* **Instructions for the task**
Go through the entries below and copy each line that holds the word "JSON".

* **Exercise materials**
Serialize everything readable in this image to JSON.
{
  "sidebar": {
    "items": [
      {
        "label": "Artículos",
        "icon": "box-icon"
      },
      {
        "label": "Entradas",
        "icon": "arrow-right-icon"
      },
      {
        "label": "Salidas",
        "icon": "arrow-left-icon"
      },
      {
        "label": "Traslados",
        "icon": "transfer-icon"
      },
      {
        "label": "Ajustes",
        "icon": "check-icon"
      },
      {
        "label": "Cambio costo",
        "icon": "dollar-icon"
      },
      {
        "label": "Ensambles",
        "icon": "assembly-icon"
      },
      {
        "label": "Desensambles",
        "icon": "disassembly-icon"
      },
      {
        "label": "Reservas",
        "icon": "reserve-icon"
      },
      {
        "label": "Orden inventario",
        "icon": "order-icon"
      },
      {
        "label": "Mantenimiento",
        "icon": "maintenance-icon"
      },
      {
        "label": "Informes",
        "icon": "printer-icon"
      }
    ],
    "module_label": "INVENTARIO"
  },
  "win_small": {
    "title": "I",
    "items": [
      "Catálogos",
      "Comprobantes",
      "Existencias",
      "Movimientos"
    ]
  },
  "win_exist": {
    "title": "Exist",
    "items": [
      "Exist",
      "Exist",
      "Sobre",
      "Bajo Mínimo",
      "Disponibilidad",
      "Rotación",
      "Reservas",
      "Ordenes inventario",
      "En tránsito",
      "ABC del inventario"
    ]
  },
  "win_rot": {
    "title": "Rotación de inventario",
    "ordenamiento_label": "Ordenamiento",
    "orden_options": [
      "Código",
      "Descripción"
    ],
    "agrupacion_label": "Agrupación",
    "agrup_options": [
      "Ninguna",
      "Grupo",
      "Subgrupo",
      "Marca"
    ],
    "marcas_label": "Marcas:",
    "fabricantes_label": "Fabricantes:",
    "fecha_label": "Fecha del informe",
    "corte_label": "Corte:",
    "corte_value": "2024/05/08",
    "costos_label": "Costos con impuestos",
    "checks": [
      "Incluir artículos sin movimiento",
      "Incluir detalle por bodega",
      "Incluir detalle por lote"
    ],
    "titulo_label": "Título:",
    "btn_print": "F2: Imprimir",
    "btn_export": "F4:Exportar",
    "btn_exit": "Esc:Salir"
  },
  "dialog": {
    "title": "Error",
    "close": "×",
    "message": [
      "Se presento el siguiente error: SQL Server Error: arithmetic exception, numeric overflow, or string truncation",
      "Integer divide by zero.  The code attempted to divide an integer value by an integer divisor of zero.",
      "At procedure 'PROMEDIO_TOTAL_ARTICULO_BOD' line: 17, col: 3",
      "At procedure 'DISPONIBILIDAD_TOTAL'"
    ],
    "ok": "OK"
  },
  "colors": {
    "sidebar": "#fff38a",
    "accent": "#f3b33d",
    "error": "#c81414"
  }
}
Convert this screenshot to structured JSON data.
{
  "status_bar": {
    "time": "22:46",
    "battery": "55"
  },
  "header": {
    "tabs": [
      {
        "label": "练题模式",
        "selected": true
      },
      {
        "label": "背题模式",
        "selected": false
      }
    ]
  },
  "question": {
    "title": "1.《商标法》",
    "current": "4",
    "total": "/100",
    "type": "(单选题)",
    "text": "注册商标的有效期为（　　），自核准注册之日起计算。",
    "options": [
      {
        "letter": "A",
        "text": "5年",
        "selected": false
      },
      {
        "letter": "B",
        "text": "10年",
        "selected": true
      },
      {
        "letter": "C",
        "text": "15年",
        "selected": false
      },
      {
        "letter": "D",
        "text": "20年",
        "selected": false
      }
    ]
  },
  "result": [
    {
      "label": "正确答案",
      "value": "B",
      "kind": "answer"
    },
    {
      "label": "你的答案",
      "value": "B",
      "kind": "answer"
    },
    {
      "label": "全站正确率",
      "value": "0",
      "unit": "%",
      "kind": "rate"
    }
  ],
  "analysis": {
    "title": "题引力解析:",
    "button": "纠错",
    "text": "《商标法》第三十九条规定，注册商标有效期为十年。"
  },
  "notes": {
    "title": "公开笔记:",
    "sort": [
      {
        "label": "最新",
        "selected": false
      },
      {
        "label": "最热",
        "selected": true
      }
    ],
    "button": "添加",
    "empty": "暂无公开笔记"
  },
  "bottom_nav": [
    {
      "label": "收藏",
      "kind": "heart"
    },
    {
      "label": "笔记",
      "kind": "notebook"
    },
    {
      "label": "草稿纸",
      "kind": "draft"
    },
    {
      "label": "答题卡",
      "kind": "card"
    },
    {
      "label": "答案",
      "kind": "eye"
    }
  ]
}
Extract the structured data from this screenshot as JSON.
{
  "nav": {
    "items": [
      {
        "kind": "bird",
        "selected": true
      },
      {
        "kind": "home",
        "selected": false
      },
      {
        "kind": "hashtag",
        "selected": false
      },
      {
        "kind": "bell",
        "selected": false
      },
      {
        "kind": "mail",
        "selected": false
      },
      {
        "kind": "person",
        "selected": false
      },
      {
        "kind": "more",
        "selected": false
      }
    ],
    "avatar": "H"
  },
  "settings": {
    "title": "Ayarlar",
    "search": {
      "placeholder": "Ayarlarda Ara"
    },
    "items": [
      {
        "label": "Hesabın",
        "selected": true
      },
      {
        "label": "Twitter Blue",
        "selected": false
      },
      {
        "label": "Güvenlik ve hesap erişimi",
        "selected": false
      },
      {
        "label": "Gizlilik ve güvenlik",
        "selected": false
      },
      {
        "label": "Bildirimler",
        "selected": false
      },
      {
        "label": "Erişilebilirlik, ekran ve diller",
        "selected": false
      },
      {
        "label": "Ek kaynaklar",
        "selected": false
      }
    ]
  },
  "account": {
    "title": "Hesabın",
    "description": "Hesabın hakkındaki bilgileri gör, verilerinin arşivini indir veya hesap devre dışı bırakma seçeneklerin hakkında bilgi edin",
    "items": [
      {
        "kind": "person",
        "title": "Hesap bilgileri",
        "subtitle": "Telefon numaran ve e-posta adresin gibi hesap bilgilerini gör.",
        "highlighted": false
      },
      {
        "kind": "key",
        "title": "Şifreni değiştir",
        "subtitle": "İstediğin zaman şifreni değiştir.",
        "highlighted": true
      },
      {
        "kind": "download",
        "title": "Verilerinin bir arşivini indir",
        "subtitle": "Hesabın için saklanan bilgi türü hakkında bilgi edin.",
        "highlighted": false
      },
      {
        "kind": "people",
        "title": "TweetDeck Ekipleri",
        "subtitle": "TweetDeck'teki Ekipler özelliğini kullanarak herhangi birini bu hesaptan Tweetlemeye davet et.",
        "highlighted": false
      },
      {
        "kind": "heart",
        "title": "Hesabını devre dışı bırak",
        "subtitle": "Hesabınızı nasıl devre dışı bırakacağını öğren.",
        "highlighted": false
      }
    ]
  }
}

* **Result of this task**
Serialize everything readable in this image to JSON.
Convert this screenshot to structured JSON data.
Extract the structured data from this screenshot as JSON.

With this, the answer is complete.